target = i.operation(target, i.operation_amount);
if (target > all_time_max_) all_time_max_ = target;
}
}


The evaluate() function is no longer required and drops out of the code.

If the construction of new function objects for every instruction is a concern, we could make static members for them all, and return the appropriate one by reference, or have a static std::map, where we can use at() for the lookup, and pass or convert the std::out_of_range error if needed.

# Use formatted input instead of regular expressions

We don't need all the weight of regular expressions to parse this simple input format.
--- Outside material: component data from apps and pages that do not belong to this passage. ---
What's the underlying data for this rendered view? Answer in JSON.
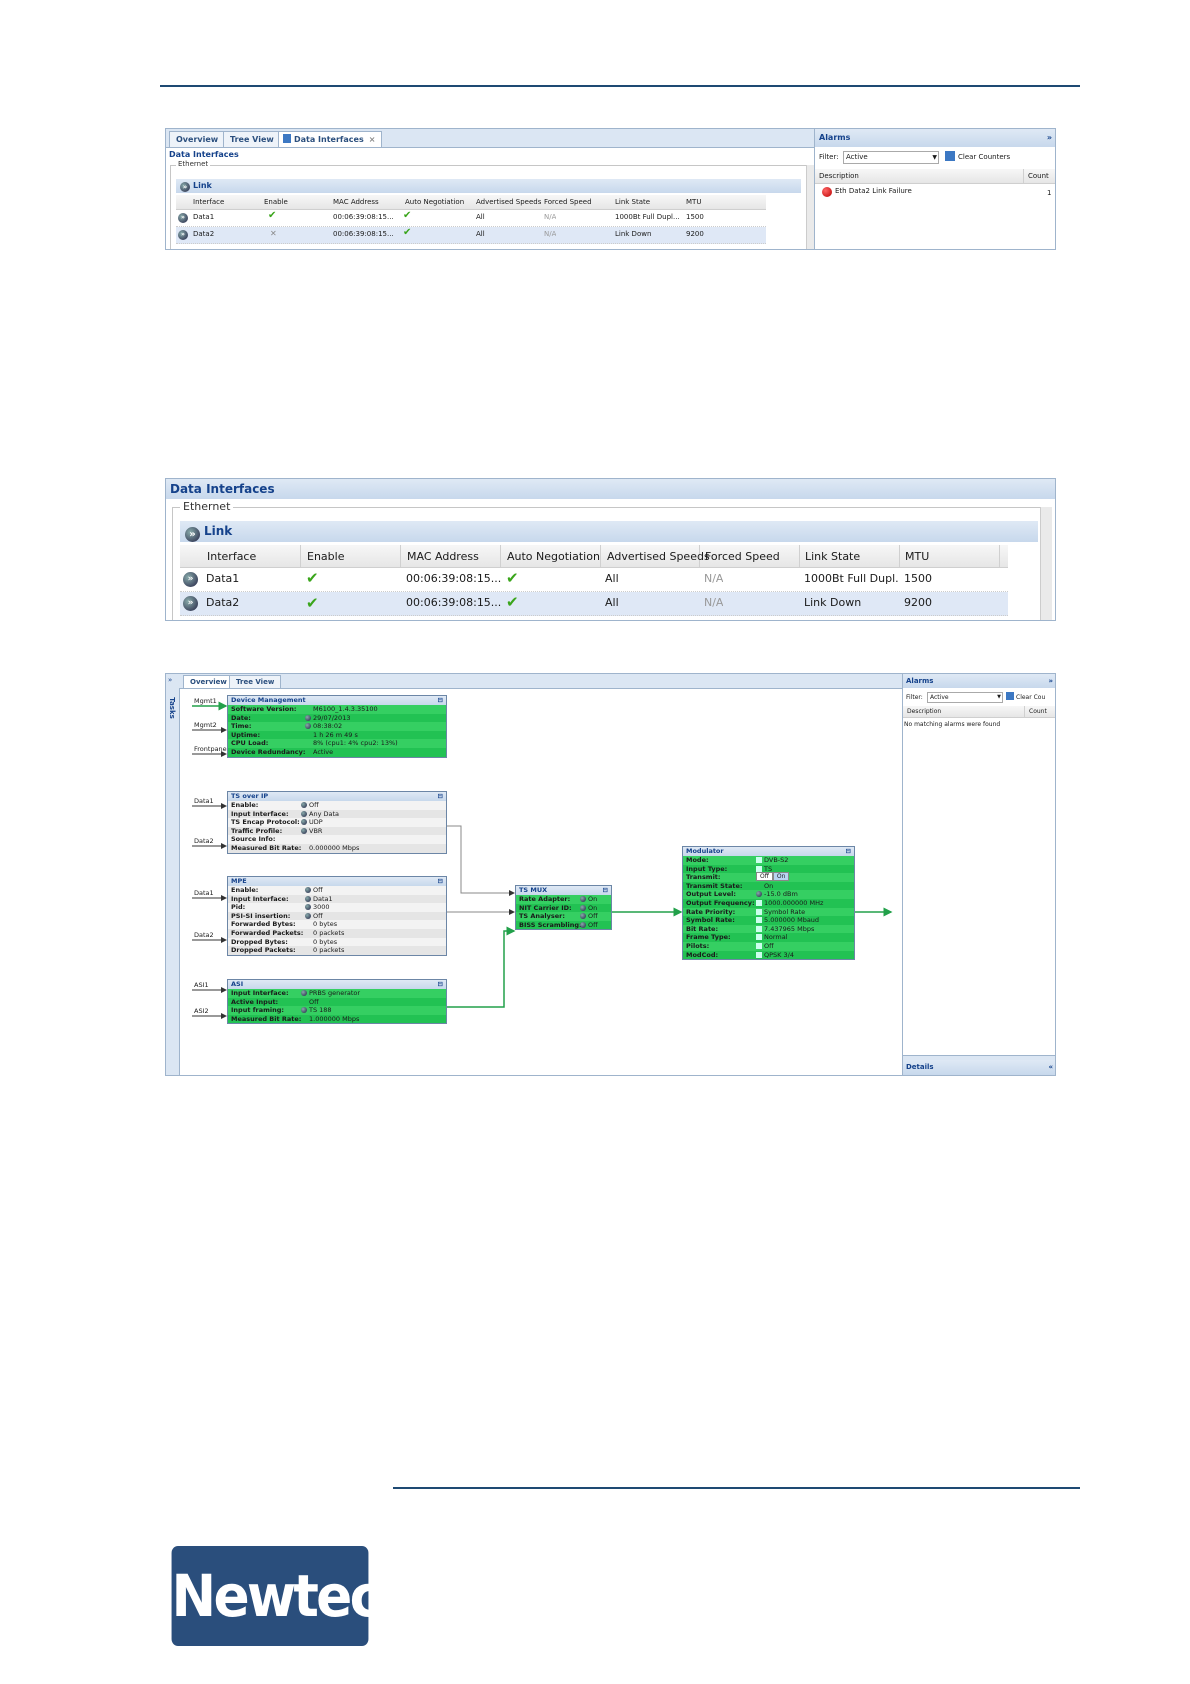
{
  "shot1": {
    "tabs": [
      "Overview",
      "Tree View",
      "Data Interfaces"
    ],
    "panel_title": "Data Interfaces",
    "group": "Ethernet",
    "section": "Link",
    "columns": [
      "Interface",
      "Enable",
      "MAC Address",
      "Auto Negotiation",
      "Advertised Speeds",
      "Forced Speed",
      "Link State",
      "MTU"
    ],
    "rows": [
      {
        "interface": "Data1",
        "mac": "00:06:39:08:15...",
        "speeds": "All",
        "forced": "N/A",
        "state": "1000Bt Full Dupl...",
        "mtu": "1500"
      },
      {
        "interface": "Data2",
        "mac": "00:06:39:08:15...",
        "speeds": "All",
        "forced": "N/A",
        "state": "Link Down",
        "mtu": "9200"
      }
    ],
    "alarms": {
      "title": "Alarms",
      "filter_label": "Filter:",
      "filter_value": "Active",
      "clear": "Clear Counters",
      "col_desc": "Description",
      "col_count": "Count",
      "item": "Eth Data2 Link Failure",
      "item_count": "1"
    }
  },
  "shot2": {
    "panel_title": "Data Interfaces",
    "group": "Ethernet",
    "section": "Link",
    "columns": [
      "Interface",
      "Enable",
      "MAC Address",
      "Auto Negotiation",
      "Advertised Speeds",
      "Forced Speed",
      "Link State",
      "MTU"
    ],
    "rows": [
      {
        "interface": "Data1",
        "mac": "00:06:39:08:15...",
        "speeds": "All",
        "forced": "N/A",
        "state": "1000Bt Full Dupl...",
        "mtu": "1500"
      },
      {
        "interface": "Data2",
        "mac": "00:06:39:08:15...",
        "speeds": "All",
        "forced": "N/A",
        "state": "Link Down",
        "mtu": "9200"
      }
    ]
  },
  "shot3": {
    "tabs": [
      "Overview",
      "Tree View"
    ],
    "side_label": "Tasks",
    "inputs": {
      "mgmt1": "Mgmt1",
      "mgmt2": "Mgmt2",
      "frontpanel": "Frontpane",
      "data1a": "Data1",
      "data2a": "Data2",
      "data1b": "Data1",
      "data2b": "Data2",
      "asi1": "ASI1",
      "asi2": "ASI2"
    },
    "device": {
      "title": "Device Management",
      "rows": [
        {
          "k": "Software Version:",
          "v": "M6100_1.4.3.35100"
        },
        {
          "k": "Date:",
          "v": "29/07/2013"
        },
        {
          "k": "Time:",
          "v": "08:38:02"
        },
        {
          "k": "Uptime:",
          "v": "1 h 26 m 49 s"
        },
        {
          "k": "CPU Load:",
          "v": "8% (cpu1: 4% cpu2: 13%)"
        },
        {
          "k": "Device Redundancy:",
          "v": "Active"
        }
      ]
    },
    "tsip": {
      "title": "TS over IP",
      "rows": [
        {
          "k": "Enable:",
          "v": "Off"
        },
        {
          "k": "Input Interface:",
          "v": "Any Data"
        },
        {
          "k": "TS Encap Protocol:",
          "v": "UDP"
        },
        {
          "k": "Traffic Profile:",
          "v": "VBR"
        },
        {
          "k": "Source Info:",
          "v": ""
        },
        {
          "k": "Measured Bit Rate:",
          "v": "0.000000 Mbps"
        }
      ]
    },
    "mpe": {
      "title": "MPE",
      "rows": [
        {
          "k": "Enable:",
          "v": "Off"
        },
        {
          "k": "Input Interface:",
          "v": "Data1"
        },
        {
          "k": "Pid:",
          "v": "3000"
        },
        {
          "k": "PSI-SI insertion:",
          "v": "Off"
        },
        {
          "k": "Forwarded Bytes:",
          "v": "0 bytes"
        },
        {
          "k": "Forwarded Packets:",
          "v": "0 packets"
        },
        {
          "k": "Dropped Bytes:",
          "v": "0 bytes"
        },
        {
          "k": "Dropped Packets:",
          "v": "0 packets"
        }
      ]
    },
    "asi": {
      "title": "ASI",
      "rows": [
        {
          "k": "Input Interface:",
          "v": "PRBS generator"
        },
        {
          "k": "Active Input:",
          "v": "Off"
        },
        {
          "k": "Input framing:",
          "v": "TS 188"
        },
        {
          "k": "Measured Bit Rate:",
          "v": "1.000000 Mbps"
        }
      ]
    },
    "tsmux": {
      "title": "TS MUX",
      "rows": [
        {
          "k": "Rate Adapter:",
          "v": "On"
        },
        {
          "k": "NIT Carrier ID:",
          "v": "On"
        },
        {
          "k": "TS Analyser:",
          "v": "Off"
        },
        {
          "k": "BISS Scrambling:",
          "v": "Off"
        }
      ]
    },
    "modulator": {
      "title": "Modulator",
      "rows": [
        {
          "k": "Mode:",
          "v": "DVB-S2"
        },
        {
          "k": "Input Type:",
          "v": "TS"
        },
        {
          "k": "Transmit:",
          "v": ""
        },
        {
          "k": "Transmit State:",
          "v": "On"
        },
        {
          "k": "Output Level:",
          "v": "-15.0 dBm"
        },
        {
          "k": "Output Frequency:",
          "v": "1000.000000 MHz"
        },
        {
          "k": "Rate Priority:",
          "v": "Symbol Rate"
        },
        {
          "k": "Symbol Rate:",
          "v": "5.000000 Mbaud"
        },
        {
          "k": "Bit Rate:",
          "v": "7.437965 Mbps"
        },
        {
          "k": "Frame Type:",
          "v": "Normal"
        },
        {
          "k": "Pilots:",
          "v": "Off"
        },
        {
          "k": "ModCod:",
          "v": "QPSK 3/4"
        }
      ],
      "toggle_off": "Off",
      "toggle_on": "On"
    },
    "alarms": {
      "title": "Alarms",
      "filter_label": "Filter:",
      "filter_value": "Active",
      "clear": "Clear Cou",
      "col_desc": "Description",
      "col_count": "Count",
      "empty": "No matching alarms were found",
      "details": "Details"
    }
  },
  "logo": "Newtec"
}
We can drop the #include <regex> and simplify our instruction reading:

std::istream& operator>>(std::istream& input, Machine::Instruction& i)
{
std::string line;
if (!std::getline(input, line)) return input;
std::string op_str, cmp_str, if_str;
std::istringstream in{line};
in >> i.target >> op_str >> i.operation_amount
>> if_str >> i.source >> cmp_str >> i.compare_value;
if (std::string dummy; if_str != "if" || !in || in >> dummy) {
std::stringstream error;
error << "Invalid format: " << line;
throw Machine::Instruction::ParseError{error.str()};
}
i.operation = Machine::Instruction::to_operation(op_str);
i.comparison = Machine::Instruction::to_comparison(cmp_str);
return input;
}


# Does it make sense to print outputs if an instruction failed?

I reorganised main() to reduce the scope of i and to avoid printing result if we fail to parse (and to accept a fixed input, for my testing convenience):

int main()
{
std::istringstream instructions{
"b inc 5 if a > 1\n"
"a inc 1 if b < 5\n"
"c dec -10 if a >= 1\n"
"c inc -20 if c == 10\n"
};

try {
Machine m;
Machine::Instruction i;
while (instructions >> i) m.execute(i);
std::cout << m.max_value() << '\n';
std::cout << m.all_time_max_value() << '\n';
} catch (const Machine::Instruction::ParseError& e) {
std::cerr << e.what() << '\n';
return 1;
}
}


# Minor tweaks

• We can write registers.empty() instead of !registers.size().